The stakes are as high as ever: on a personal level, Harry faces a secret from his past and the son he’s been protecting without ever meeting, and on a global level there is the usual threat to British security and global peace via a complex plot with layers of double agents and lies going back decades, all of them intimately intertwined with Harry. He’s still a superb character, the unflinching patriot increasingly burdened by the toll his job has taken in fallen colleagues and lost chances at happiness, and Ruth Evershed (Nicola Walker) is given her best season yet, but the rest of the crew (most of them still rookies by the show’s measure) have nominal personalities and identities. The formula is tired and, after all these years of breathless adventures, it’s past retirement age. The finale isn’t so much satisfying as fitting, but I still feel a little cheated by it all after an investment of so many seasons.
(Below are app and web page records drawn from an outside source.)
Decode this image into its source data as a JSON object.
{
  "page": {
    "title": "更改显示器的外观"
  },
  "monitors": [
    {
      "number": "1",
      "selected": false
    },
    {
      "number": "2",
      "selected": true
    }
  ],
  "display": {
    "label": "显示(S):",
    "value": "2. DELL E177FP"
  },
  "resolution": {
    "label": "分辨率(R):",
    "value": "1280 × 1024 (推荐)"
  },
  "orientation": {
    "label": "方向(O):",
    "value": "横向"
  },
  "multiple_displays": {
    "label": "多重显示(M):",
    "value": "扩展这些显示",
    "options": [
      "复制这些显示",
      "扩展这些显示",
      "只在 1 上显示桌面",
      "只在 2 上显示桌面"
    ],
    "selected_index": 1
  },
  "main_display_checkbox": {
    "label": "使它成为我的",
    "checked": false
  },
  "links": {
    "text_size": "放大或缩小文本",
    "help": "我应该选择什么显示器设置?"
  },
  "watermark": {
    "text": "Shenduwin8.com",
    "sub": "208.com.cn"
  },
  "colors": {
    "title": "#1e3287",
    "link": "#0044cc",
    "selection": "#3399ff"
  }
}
Alice Krige is a standout this season as a Russian who was once a double agent run by Harry and now is tied to a threat from Harry’s past.
DVD only. Six episodes on two discs, with the featurettes “Harry’s Game” and “Top Ten MI-5 Moments” (and those at the bottom of the countdown are reminders at just how good the show was in its first few years).